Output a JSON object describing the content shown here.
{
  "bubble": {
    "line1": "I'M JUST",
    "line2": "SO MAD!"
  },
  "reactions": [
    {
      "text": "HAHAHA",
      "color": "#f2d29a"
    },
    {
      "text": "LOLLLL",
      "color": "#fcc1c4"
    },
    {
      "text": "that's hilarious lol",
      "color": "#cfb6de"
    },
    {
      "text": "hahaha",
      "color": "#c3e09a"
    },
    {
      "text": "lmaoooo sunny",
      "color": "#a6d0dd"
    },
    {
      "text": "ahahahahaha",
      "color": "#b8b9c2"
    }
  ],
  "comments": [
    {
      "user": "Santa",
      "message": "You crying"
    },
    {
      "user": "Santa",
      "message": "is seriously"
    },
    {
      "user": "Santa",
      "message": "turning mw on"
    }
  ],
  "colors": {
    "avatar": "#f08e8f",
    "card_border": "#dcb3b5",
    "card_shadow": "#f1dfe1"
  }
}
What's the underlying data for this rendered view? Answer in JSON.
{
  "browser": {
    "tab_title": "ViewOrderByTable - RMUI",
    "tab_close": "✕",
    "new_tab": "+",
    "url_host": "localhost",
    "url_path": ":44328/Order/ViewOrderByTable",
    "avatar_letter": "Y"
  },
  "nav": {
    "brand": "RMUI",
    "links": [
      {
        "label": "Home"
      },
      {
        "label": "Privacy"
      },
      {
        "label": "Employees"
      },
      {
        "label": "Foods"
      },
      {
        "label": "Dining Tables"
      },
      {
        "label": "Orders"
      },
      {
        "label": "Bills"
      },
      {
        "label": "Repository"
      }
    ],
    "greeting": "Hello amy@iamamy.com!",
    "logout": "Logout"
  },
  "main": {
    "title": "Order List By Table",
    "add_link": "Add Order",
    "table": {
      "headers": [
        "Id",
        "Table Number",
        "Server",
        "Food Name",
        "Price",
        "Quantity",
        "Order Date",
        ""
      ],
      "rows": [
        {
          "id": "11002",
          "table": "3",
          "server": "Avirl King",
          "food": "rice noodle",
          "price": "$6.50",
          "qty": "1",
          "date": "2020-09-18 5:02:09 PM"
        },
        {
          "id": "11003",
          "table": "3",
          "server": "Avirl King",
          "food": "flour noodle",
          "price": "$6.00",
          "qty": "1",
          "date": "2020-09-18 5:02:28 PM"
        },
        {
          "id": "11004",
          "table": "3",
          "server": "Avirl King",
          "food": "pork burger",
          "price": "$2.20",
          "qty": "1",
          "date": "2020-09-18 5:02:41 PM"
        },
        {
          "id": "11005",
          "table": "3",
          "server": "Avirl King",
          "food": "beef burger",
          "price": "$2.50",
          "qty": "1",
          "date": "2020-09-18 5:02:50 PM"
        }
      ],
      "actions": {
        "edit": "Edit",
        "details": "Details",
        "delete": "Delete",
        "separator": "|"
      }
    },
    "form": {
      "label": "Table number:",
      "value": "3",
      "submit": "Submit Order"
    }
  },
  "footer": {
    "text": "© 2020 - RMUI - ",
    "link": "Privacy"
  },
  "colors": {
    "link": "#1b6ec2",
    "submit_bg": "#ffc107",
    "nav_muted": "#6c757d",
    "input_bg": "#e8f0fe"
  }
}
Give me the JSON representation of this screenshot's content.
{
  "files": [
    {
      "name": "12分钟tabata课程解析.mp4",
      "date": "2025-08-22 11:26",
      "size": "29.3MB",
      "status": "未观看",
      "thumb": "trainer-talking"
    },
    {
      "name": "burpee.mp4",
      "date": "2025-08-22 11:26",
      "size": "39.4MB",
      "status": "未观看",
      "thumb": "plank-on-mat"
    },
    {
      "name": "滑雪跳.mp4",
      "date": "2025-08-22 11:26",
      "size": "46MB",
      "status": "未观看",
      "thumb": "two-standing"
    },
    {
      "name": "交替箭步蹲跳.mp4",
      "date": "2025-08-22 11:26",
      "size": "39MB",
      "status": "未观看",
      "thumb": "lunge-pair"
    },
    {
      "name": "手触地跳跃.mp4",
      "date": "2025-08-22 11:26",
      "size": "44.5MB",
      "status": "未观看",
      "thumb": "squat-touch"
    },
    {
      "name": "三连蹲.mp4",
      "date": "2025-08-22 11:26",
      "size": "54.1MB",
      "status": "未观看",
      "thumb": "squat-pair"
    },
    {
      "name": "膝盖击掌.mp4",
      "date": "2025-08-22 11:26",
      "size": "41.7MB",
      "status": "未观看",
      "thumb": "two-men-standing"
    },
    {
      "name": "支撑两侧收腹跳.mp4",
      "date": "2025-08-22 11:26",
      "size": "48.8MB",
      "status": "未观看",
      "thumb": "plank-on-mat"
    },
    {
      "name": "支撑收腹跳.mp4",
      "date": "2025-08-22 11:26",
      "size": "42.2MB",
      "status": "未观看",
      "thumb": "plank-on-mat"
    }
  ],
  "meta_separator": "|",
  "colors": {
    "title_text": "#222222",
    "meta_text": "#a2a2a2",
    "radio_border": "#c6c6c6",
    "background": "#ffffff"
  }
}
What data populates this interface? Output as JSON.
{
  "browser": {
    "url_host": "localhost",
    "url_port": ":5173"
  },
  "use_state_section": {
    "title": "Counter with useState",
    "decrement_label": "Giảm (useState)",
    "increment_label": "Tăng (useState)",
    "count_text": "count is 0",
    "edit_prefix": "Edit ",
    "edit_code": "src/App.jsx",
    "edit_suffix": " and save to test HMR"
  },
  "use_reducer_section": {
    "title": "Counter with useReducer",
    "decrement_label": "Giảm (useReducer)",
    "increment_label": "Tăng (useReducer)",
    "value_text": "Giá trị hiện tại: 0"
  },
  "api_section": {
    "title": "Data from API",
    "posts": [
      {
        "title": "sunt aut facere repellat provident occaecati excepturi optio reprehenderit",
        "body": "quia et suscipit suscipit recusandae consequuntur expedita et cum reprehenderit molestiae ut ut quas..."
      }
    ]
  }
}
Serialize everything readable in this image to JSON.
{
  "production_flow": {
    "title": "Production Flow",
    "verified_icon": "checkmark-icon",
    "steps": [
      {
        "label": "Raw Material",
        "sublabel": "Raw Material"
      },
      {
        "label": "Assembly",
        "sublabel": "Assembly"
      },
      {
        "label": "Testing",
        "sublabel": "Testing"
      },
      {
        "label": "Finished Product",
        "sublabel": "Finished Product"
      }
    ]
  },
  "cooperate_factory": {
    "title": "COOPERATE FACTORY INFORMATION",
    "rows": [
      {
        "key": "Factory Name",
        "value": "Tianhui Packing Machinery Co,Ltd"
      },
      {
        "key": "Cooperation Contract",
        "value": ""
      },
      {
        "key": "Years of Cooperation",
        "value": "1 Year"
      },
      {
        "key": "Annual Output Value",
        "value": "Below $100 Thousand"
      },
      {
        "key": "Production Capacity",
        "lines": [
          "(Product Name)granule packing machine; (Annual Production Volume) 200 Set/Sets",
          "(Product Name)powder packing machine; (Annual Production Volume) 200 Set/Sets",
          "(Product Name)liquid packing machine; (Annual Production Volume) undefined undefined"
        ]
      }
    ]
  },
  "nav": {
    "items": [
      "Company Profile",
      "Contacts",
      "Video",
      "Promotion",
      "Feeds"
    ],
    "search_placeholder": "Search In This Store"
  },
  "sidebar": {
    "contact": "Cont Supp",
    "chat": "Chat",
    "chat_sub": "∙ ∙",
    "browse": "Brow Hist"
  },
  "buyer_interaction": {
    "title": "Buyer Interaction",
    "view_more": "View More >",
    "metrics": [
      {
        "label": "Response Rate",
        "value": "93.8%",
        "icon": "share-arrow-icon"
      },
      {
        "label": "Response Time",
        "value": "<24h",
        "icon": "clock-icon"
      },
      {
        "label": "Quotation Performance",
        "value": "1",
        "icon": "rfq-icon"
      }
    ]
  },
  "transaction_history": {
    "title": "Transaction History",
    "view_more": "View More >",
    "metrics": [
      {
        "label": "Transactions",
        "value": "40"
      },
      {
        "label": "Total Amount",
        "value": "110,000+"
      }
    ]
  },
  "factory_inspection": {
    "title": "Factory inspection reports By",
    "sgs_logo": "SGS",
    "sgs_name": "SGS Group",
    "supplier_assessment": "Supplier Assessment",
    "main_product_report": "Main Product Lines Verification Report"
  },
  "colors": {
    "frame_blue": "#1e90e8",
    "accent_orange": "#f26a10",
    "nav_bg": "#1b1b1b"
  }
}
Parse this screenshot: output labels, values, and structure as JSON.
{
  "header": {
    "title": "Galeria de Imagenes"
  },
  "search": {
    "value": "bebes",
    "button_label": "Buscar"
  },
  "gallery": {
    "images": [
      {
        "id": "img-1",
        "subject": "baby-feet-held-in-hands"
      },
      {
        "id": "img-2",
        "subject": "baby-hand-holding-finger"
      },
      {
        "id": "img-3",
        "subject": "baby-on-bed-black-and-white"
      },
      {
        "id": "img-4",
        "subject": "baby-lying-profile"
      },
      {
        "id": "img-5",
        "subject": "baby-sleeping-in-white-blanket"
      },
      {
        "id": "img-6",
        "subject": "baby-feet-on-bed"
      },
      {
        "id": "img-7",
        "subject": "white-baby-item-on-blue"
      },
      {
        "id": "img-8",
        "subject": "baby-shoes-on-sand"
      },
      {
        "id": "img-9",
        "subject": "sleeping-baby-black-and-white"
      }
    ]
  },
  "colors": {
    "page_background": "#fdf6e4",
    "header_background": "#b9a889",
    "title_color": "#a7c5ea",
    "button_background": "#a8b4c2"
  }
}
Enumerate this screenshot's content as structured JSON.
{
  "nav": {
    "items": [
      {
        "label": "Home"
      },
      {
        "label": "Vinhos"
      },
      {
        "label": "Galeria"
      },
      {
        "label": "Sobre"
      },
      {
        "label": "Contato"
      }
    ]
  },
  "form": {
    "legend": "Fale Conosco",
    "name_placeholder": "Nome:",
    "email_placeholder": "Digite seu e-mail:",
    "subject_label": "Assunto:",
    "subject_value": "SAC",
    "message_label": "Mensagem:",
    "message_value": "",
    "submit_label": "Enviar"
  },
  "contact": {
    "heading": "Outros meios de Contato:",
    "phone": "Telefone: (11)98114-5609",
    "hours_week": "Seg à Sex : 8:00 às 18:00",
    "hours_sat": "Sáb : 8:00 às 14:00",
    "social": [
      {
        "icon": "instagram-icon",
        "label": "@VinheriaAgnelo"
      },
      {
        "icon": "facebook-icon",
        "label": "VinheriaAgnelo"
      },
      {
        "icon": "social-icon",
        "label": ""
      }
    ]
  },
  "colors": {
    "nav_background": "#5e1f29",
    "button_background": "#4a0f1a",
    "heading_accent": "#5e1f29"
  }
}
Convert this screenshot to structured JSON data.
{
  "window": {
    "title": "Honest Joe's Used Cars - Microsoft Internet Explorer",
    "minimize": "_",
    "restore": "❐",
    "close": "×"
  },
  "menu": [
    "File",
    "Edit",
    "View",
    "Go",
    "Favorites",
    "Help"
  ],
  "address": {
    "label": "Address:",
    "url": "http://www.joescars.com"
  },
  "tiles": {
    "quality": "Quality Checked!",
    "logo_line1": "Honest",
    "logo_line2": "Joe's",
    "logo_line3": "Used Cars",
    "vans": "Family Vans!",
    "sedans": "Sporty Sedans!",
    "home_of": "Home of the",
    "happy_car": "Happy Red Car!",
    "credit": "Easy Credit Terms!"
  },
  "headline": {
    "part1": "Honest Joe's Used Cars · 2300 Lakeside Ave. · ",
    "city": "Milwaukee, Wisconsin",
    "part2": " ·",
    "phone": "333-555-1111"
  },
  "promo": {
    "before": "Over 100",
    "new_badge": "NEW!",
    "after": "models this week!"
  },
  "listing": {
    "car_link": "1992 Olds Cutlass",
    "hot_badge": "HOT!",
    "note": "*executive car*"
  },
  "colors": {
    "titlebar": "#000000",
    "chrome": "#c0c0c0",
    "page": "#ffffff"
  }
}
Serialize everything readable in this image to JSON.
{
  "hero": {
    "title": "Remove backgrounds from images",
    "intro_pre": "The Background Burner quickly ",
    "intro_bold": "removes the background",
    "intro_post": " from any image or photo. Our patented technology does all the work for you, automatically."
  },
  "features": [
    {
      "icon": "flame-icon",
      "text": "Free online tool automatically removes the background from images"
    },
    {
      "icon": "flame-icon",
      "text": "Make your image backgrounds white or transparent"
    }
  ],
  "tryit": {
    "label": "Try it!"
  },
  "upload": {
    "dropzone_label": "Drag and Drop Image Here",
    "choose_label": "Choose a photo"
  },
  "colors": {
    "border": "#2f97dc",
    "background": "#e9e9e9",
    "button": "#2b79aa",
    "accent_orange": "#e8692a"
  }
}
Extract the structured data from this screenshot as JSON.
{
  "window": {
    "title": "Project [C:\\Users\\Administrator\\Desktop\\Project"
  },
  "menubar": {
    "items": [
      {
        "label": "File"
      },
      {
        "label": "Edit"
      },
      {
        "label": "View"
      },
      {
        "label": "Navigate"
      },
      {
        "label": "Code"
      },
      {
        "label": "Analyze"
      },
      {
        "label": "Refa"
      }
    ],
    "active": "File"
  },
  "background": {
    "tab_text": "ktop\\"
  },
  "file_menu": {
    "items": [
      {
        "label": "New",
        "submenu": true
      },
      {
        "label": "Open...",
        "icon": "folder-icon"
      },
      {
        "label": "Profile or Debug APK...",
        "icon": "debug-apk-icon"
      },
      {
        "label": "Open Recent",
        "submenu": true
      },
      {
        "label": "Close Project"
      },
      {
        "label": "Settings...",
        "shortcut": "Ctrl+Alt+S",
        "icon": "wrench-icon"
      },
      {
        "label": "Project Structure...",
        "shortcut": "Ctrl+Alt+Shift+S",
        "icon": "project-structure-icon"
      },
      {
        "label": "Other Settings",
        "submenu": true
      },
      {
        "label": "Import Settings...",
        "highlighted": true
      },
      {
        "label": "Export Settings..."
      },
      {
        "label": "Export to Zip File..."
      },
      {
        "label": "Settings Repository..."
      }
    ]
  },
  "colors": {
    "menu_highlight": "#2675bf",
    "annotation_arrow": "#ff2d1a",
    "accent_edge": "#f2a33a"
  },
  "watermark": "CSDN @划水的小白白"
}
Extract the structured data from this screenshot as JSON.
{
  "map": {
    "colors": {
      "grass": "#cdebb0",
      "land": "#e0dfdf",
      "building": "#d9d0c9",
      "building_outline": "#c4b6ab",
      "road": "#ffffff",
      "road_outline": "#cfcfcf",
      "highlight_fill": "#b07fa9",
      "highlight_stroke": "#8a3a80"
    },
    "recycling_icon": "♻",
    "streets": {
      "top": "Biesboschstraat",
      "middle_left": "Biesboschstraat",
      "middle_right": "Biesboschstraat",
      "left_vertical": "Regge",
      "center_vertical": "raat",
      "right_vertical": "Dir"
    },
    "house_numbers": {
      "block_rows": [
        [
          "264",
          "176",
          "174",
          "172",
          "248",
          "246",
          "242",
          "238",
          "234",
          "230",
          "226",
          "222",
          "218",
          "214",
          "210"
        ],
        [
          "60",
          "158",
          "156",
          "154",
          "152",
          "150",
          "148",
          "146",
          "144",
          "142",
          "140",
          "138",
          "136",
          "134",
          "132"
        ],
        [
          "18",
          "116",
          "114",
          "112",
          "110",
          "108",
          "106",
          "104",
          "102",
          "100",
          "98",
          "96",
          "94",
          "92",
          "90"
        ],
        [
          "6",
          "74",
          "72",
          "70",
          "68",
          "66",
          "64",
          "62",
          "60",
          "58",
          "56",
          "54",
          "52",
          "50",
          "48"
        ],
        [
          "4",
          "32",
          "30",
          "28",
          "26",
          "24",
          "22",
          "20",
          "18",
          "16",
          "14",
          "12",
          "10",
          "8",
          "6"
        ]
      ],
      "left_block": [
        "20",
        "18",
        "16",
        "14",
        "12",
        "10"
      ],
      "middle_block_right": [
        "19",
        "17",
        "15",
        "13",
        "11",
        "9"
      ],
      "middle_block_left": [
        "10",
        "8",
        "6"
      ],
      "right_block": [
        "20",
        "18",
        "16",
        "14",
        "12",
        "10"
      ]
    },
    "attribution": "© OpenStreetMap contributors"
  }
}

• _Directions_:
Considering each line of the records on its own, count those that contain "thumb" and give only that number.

• _Answer area_:
9